5. Some Stronger Solutions
So, your browser, your preferred search engine, and the websites themselves are all tracking you online. The tips above are a good place to start, but everyone is doing them, and some sites and nefarious individuals are already working on ways around them. But you can go even further in your quest for anonymity.
You can activate the "Do Not Track" setting in most major browsers, but websites aren’t really under any obligation to recognize it. You need to do more and go further if you want to feel warm and cozy online.
Privacy apps like a VPN (virtual private network) can shield and hide ALL of your online activities. Even if someone is watching, there is no way to connect the activity to you. Your IP address is protected. Your activity and information are encrypted. Even your location is hidden. A good VPN comes with a monthly fee, but it’s a good investment if you’re concerned about your privacy and anonymity online. Some good free options include CyberGhost and TunnelBear. Turn it on every time you’re surfing the web.
7. Browser Extensions
An extension is a small program added to your browser for some very specific purpose. A few of them help protect you online, such as Disconnect and Ghostery. These extensions allow you to a) see who is tracking you at any given time (you’ll be surprised by how many… Disconnect presents it visually, and you can immediately see the intricate web of sites and services sharing your information without your knowledge or consent), and b) allows you to block the tracking cookies.
Tor, or The Onion Router, is a free system to protect your anonymity while hanging out in cyberspace. The Tor Network is essentially a free VPN protocol that funnels your browsing activity through various worldwide servers and networks while encrypting the data from prying eyes. No one knows who you are, where you are, or what you’re doing. This is useful if you want to keep hidden from advertisers, other trackers like your Internet service provider and, yes, even your own government.
9. Anonymous Email
When you send an email, whether to your BFF or the complaint department at Apple, your email message comes with all kinds of information attached to it. If you need something a little more anonymous, check out Anonymouse or Hide My Ass. These free services aren’t fancy, but your privacy and details are 100% secure.
See Also: Top Tips for Online Security
Your online business is yours and yours alone. The tips here are not meant to help you break the law or engage in other questionable behavior. Security and privacy are the right of everyone. And, at the moment, your activity is not private. A recent study found that 9 out of 10 of the most popular websites are leaking your details to third parties for a variety of reasons, according to Motherboard.

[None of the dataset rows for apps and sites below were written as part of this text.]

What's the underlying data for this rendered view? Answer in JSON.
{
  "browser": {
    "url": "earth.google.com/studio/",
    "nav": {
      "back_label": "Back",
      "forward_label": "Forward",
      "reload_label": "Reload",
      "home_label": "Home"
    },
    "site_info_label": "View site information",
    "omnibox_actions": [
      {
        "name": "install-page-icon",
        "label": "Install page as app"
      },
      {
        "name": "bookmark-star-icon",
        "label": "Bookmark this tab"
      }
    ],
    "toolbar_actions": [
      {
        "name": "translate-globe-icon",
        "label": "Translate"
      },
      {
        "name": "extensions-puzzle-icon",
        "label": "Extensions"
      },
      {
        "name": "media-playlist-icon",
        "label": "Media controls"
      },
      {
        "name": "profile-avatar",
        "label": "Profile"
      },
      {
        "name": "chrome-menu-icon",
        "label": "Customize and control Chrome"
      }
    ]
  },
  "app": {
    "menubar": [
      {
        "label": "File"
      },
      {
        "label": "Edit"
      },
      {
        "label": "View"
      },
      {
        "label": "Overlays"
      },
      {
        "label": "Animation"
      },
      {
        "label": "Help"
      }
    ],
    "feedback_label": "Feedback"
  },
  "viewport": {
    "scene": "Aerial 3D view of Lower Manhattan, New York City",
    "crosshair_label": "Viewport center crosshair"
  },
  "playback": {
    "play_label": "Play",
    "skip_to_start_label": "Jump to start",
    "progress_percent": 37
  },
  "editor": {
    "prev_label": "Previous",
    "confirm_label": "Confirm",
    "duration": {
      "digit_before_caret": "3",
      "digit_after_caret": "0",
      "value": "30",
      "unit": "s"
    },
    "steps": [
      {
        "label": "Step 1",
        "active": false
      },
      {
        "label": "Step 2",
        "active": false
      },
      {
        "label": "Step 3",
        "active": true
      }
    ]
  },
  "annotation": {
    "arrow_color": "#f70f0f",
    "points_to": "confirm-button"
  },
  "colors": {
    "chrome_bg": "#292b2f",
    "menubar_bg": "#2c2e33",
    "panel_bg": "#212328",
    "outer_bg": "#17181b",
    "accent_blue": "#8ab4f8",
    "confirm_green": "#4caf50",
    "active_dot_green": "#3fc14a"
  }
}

Take a few steps and stop the flow of information. Take back the ‘net.
What’s your favorite service or app for online security? Are you concerned about your privacy? Share your thoughts with us in the comments section below!